There’s a whiff of Steve Jobs’ ‘think different’ about Allan Browne’s assertion that the Fairfax needs “to be willing to do things differently”… except Browne is not Jobs (writes Peter Coleman).
Nothing personal: In shifting Newcastle and Ilawarra subbing to New Zealand, the Fairfax Regional Media chief executive and publisher is after all, doing the bidding of the Fairfax Media board.
And we’d be the first to acknowledge that the Australian metropolitan and regional publisher is capable of brilliance. It’s just that sometimes, you just wonder…
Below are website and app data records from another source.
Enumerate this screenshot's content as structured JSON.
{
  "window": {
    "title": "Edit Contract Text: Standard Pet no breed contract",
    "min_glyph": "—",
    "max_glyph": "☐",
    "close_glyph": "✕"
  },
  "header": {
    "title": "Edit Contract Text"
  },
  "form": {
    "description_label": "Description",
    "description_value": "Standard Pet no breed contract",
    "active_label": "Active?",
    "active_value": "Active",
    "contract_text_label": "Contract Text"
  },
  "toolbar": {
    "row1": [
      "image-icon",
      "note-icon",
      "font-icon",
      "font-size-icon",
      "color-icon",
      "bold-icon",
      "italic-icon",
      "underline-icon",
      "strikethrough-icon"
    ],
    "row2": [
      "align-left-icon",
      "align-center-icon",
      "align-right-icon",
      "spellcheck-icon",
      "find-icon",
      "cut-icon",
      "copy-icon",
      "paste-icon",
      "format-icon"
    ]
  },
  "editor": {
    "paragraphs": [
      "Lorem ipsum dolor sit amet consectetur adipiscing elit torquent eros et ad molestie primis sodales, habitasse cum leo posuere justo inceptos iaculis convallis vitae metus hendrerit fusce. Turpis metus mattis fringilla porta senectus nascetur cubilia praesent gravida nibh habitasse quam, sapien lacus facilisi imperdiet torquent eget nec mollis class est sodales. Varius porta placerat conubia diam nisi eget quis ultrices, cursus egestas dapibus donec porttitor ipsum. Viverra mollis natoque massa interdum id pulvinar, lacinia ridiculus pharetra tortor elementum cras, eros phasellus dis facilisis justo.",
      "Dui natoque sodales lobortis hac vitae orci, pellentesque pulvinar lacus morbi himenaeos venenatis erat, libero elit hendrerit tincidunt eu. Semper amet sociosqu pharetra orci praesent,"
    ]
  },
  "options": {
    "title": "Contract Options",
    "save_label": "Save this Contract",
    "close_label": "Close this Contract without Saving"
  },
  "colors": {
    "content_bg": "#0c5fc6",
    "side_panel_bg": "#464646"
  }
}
It’s been an interesting few days for the group, with its share price hitting an all-time low and the continuing refusal to allow its biggest shareholder a board seat. Increasingly, there’s a sense that chairman Roger Corbett is the one driving decisions, rather than its chief executive Greg Hywood, and that fragile Fairfax is becoming an experiment in media change.
Nothing new in that: Across town at News Limited, they’re used to hands-on chairmen leading from the front, as those who tuned into the live evidence to the Leveson inquiry heard… except that Rupert Murdoch still pretty much owns the outfit.
But back to remote subbing: The line Fairfax repeats is that its primary asset is quality journalism.
The line in Browne’s statement – from the ‘Illawarra Mercury’ website –that it’s “editorial production functions” that are being relocated to New Zealand, makes the subs sound more like latterday keyboard operators. In fact, with the software systems handling most of the chores, the subs at each seat are the last link between often inexperienced staff and what appears in print.
It’s a recurring criticism of newspapers that if you know anything about the story, it’s usually wrong. Readers react badly to the sort of errors which occur when non-locals subedit ‘their’ paper: Names of streets or the local mayor spelled wrongly; local and regional nuances ignored.
Example: I was glancing through the Darwin ‘Sunday Territorian’ at the weekend on the way back from a few days in Central Australia, when I noticed an item about newlywed Michael Clarke taking part in a motor rally across the road from the GXpress office.
Except that the News Limited title had the location as ‘Pamona’ rather than ‘Pomona’. Stupid, careless subs? Or stupid management which adds to the burden of what they are expected to get right by handing the task to people unfamiliar with the location?
It’s always easier to upset and lose a reader than to win one, and print newspapers are finding the task hard enough without depriving readers of the ‘localness’ that makes them identify with and feel the ‘local paper’ is part of the community.
Up in GXpress’s home state, it’s the same reality that has seen a newcomer come in to fill the presumed vacuum left by News’ closure of the ‘Noosa Journal’, no matter that the APN rival – subbed, to some criticism, down the road in Maroochydore – is a strong and effective local newspaper. Lindsay Bock, who launched and sold the ‘Journal’ – and before it the ‘Citizen’, sold to Fairfax – certainly understood that.
As one who has been enough of a grassroots editor in his time to have to run the front-office gauntlet of disaffected local readers after the paper has been published, I certainly do.
Remote subbing is not like remote prepress or production and is fraught with dangers.
If it’s so easy to sub-edit a newspaper anywhere, perhaps former grocery chief Corbett should put the task of subbing and layout of the ‘Sydney Morning Herald’ out to New Zealand, or India, or somewhere…
And risk the scorn of his city contemporaries.
• Australian Fairfax Media journalists walked out at 5.30 pm today after voting to go on strike for 36 hours over the outsourcing. Journalists at The Age, The Sydney Morning Herald, The Australian Financial Review, The Sunday Age and The Sun Herald walked out, joining colleagues from the Newcastle Herald and Illawarra Mercury.